Barry Siskind

Thank you Barry for taking the time to answer all of our questions. We are grateful for everything you have shared with us. At Oxford Script Awards we are wishing you a huge success with your next projects. Keep up the amazing work!

Hello Barry, can you tell us about your background and how you got started in screenwriting?

Prior to writing screenplays, I wrote nine best-selling business books, over 500 original trade articles and industry reports and a Guru series for the Centre for Exhibition Industry Research. My syndicated column appeared in over 100 publications worldwide. I retired for a few years, but writing called me back. I completed my first screenplay in three months. I was hooked.

What's your writing process like? How do you go about creating characters and developing a story?

My characters are composites of people I know, people I have read about and stuff I make up. Developing relatable characters is the best part of my job and I let my imagination run wild. I’m not gay, LBGTQ, female, black, redneck or a sociopath, but its great fun getting into the minds people who are.

Can you talk about a recent project you've worked on and the challenges you faced while writing it?

Years ago, I wrote a novel called The Hangman’s Fracture. It went nowhere. Recently I took the novel (I loved the concept), changed the perspective and a few other details and developed a screenplay called A Secret Life. I didn’t think A Secret Life was commercial. A nagging message bounced around in my head saying, “Nobody wants to read about the son of a hangman” Then it hit me – I do. So, I let go of my doubts and wrote the best story I could.
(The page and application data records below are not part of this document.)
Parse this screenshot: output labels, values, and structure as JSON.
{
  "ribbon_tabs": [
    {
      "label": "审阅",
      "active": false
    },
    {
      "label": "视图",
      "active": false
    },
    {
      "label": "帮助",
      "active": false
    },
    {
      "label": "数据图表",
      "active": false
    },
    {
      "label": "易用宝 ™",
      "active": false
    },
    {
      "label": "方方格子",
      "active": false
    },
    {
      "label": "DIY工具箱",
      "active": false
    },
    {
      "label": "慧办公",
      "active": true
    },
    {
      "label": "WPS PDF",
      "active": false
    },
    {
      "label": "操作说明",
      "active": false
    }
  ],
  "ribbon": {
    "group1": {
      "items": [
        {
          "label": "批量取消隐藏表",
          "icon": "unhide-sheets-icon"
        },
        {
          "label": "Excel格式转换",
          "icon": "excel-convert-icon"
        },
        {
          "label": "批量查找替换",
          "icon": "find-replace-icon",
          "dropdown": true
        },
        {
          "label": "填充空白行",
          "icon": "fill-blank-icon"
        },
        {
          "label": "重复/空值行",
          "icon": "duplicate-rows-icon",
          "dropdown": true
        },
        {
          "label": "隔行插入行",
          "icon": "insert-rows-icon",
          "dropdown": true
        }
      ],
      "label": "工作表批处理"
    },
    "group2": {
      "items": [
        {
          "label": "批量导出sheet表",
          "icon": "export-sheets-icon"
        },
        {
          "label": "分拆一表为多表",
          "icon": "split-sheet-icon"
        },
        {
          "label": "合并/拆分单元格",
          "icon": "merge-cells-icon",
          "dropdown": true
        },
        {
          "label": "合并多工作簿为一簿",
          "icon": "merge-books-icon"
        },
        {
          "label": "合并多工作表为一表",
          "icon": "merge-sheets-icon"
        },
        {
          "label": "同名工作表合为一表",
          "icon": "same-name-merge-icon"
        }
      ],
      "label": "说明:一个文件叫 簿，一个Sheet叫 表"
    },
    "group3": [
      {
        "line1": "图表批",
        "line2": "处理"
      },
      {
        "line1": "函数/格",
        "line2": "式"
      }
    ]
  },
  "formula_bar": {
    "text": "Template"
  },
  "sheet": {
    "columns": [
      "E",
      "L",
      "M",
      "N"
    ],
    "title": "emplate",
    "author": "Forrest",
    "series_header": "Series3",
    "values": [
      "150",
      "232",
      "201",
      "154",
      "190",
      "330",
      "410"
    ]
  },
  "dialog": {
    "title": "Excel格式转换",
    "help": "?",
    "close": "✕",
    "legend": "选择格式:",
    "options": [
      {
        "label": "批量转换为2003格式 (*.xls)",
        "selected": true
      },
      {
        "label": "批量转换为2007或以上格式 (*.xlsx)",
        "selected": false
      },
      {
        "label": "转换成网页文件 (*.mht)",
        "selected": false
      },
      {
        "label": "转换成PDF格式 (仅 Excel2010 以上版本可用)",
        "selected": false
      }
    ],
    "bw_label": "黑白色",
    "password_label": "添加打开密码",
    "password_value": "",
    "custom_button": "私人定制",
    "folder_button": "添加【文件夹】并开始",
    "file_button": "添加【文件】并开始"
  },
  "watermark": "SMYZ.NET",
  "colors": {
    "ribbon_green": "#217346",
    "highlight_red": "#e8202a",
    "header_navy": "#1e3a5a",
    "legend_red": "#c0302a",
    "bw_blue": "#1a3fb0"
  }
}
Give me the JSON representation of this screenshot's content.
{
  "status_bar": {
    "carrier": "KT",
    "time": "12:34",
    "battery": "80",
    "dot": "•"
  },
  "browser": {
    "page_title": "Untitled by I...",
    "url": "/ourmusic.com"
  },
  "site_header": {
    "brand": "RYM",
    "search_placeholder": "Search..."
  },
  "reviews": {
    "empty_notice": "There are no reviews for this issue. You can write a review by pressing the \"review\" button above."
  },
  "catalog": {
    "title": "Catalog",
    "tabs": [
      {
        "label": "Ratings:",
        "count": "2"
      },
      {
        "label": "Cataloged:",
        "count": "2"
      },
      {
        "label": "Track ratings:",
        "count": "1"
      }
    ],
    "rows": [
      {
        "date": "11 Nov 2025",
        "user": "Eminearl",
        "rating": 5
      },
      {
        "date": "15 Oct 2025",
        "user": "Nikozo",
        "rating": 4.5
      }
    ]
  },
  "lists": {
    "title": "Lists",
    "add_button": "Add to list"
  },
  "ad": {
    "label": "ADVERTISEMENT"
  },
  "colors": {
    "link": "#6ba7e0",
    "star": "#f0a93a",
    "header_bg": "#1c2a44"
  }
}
What do you think is the most important element of a great screenplay?

I am pretty new to writing screenplays, but I think the most important element starts with the author’s passion for the story.

How do you feel about the current state of the film industry and the role of screenwriters in it?
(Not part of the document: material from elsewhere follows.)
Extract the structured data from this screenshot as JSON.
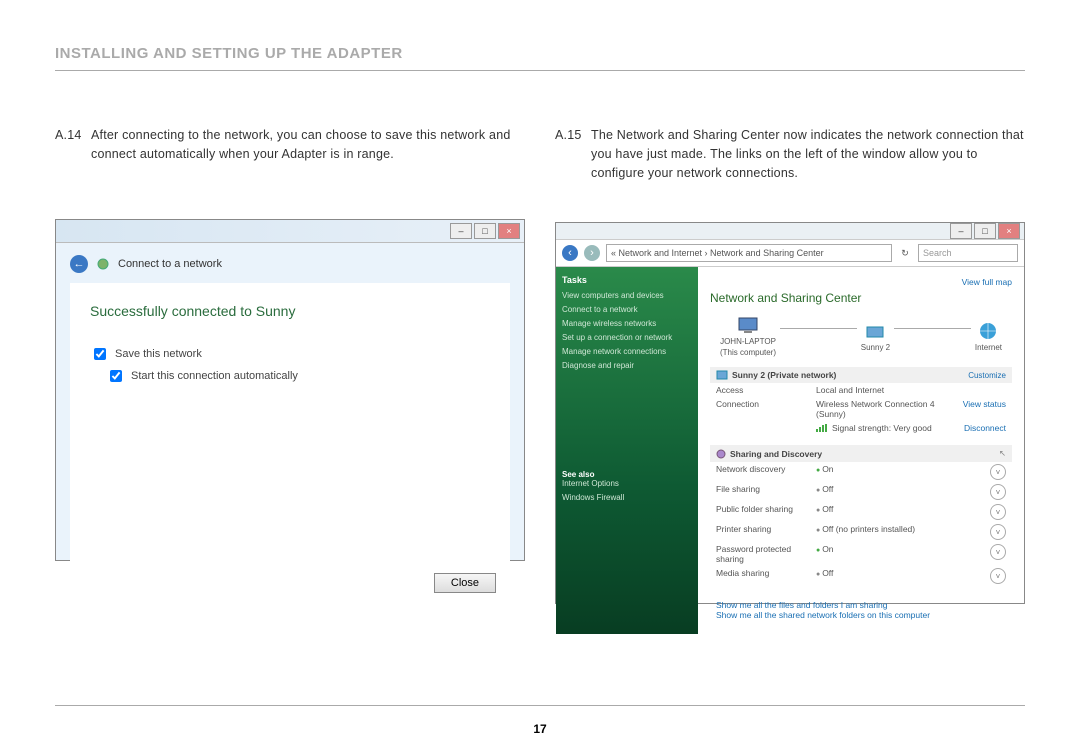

I feel the role of screenwriter is not replaceable. I haven’t seen evidence that AI has mastered the qualities of passion, humor and creativity.
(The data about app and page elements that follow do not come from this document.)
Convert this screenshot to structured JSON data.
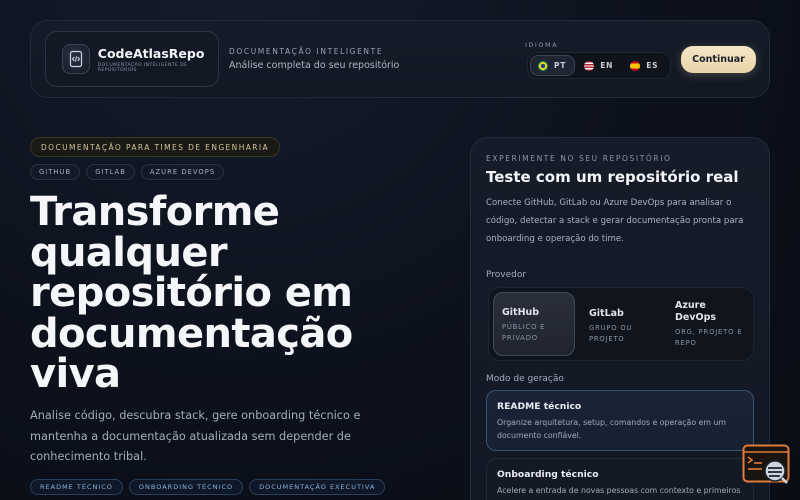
{
  "header": {
    "brand_name": "CodeAtlasRepo",
    "brand_tagline": "DOCUMENTAÇÃO INTELIGENTE DE REPOSITÓRIOS",
    "kicker": "DOCUMENTAÇÃO INTELIGENTE",
    "subtitle": "Análise completa do seu repositório",
    "language_label": "IDIOMA",
    "languages": [
      {
        "code": "PT",
        "flag": "flag-brazil-icon",
        "active": true
      },
      {
        "code": "EN",
        "flag": "flag-usa-icon",
        "active": false
      },
      {
        "code": "ES",
        "flag": "flag-spain-icon",
        "active": false
      }
    ],
    "continue_label": "Continuar"
  },
  "hero": {
    "kicker": "DOCUMENTAÇÃO PARA TIMES DE ENGENHARIA",
    "platforms": [
      "GITHUB",
      "GITLAB",
      "AZURE DEVOPS"
    ],
    "title_lines": [
      "Transforme",
      "qualquer",
      "repositório em",
      "documentação",
      "viva"
    ],
    "description": "Analise código, descubra stack, gere onboarding técnico e mantenha a documentação atualizada sem depender de conhecimento tribal.",
    "tags": [
      "README TÉCNICO",
      "ONBOARDING TÉCNICO",
      "DOCUMENTAÇÃO EXECUTIVA"
    ]
  },
  "card": {
    "kicker": "EXPERIMENTE NO SEU REPOSITÓRIO",
    "title": "Teste com um repositório real",
    "description": "Conecte GitHub, GitLab ou Azure DevOps para analisar o código, detectar a stack e gerar documentação pronta para onboarding e operação do time.",
    "provider_label": "Provedor",
    "providers": [
      {
        "name": "GitHub",
        "description": "PÚBLICO E PRIVADO",
        "active": true
      },
      {
        "name": "GitLab",
        "description": "GRUPO OU PROJETO",
        "active": false
      },
      {
        "name": "Azure DevOps",
        "description": "ORG, PROJETO E REPO",
        "active": false
      }
    ],
    "mode_label": "Modo de geração",
    "modes": [
      {
        "title": "README técnico",
        "description": "Organize arquitetura, setup, comandos e operação em um documento confiável.",
        "active": true
      },
      {
        "title": "Onboarding técnico",
        "description": "Acelere a entrada de novas pessoas com contexto e primeiros passos claros.",
        "active": false
      }
    ]
  },
  "colors": {
    "background": "#0b101a",
    "accent_gold": "#e8d4a8",
    "tag_blue": "#8fb2dd"
  }
}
How do you approach writing for different genres and audiences?

My first three plays were inspired by real life stories of courageous woman during World War 2. My Fourth play is A Secret Life. I have first draft of an animated piece and developing a limited series television concept called The Jury. My tastes are eclectic. When I approach a story, I watch as many films as possible, read screenplays and learn the nuances of the genre.

How do you handle feedback and criticism?

I very quickly learned how subjective feedback is. One critic will give me glowing comments while another hates my work. Rejections are another thing. Some producers will issue a standard “Not for us,” replay, (if they bother to acknowledge my pitch at all).
Then there are producers who say no and take to time to tell me why. I love these. I read all comments (good or bad) then decide what will strengthen my screenplay.

Can you talk about any upcoming projects or collaborations you're excited about?

A Secret Life won the 2023 Boston Screenplay Award. As a result of that exposure, I was hired by a production company to develop a screenplay from a concept they had developed. It’s been great fun working with a team who knows what they want and are open to collaboration.

How do you see the role of screenwriting evolving in the future?

Storytelling is the world’s oldest profession. It’s not going away anytime soon.

What advice would you give to aspiring screenwriters?

I haven’t been doing this long enough to give meaningful advice. For me, I’m on a steep learning curve, and that is what gets me up in the morning.